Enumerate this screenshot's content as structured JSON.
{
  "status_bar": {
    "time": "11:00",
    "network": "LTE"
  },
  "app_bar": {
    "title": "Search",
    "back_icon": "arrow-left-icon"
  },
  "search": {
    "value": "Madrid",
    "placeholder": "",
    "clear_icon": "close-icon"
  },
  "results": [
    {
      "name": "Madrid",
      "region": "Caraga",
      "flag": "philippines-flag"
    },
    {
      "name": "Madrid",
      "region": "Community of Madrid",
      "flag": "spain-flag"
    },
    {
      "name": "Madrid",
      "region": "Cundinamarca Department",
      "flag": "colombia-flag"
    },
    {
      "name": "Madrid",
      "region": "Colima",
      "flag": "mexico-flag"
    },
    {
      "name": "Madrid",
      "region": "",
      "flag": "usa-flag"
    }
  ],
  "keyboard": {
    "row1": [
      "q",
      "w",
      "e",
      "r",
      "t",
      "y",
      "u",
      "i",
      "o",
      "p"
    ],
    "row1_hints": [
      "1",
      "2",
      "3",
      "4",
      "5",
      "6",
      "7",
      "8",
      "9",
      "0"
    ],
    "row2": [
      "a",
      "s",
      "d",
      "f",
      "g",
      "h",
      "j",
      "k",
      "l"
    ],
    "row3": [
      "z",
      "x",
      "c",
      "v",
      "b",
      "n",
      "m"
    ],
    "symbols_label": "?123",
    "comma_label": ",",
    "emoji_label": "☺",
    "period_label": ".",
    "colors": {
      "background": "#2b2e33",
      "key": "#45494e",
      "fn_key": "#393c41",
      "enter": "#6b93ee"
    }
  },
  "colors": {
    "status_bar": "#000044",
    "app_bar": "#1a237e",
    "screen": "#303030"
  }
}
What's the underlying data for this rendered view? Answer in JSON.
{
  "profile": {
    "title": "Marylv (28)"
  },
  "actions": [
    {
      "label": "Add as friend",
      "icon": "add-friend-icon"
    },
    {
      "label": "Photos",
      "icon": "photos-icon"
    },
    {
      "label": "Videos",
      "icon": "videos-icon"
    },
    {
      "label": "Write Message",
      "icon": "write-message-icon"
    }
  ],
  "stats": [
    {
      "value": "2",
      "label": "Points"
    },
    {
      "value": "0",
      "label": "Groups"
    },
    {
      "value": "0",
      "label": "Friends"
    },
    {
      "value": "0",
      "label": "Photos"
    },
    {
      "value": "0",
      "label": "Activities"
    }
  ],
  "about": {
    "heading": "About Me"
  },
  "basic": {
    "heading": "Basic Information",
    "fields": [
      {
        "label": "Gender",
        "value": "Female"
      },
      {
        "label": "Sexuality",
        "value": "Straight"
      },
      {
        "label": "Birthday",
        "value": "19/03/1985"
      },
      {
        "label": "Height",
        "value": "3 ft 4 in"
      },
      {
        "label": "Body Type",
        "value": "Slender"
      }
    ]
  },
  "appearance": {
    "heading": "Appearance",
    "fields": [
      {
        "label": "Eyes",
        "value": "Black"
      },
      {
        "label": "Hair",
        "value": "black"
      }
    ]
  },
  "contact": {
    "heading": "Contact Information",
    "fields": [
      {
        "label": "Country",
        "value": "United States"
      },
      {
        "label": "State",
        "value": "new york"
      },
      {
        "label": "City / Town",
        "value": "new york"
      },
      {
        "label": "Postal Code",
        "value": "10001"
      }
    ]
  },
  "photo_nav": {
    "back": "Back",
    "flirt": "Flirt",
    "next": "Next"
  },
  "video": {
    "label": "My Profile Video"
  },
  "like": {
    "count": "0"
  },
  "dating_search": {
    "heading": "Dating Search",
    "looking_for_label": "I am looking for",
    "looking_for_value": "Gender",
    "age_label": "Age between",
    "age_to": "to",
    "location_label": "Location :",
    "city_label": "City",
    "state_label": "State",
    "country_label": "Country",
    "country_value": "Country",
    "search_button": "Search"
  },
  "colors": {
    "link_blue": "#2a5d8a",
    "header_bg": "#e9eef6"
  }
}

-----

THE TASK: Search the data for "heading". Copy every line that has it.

RESULT:
    "heading": "About Me"
    "heading": "Basic Information",
    "heading": "Appearance",
    "heading": "Contact Information",
    "heading": "Dating Search",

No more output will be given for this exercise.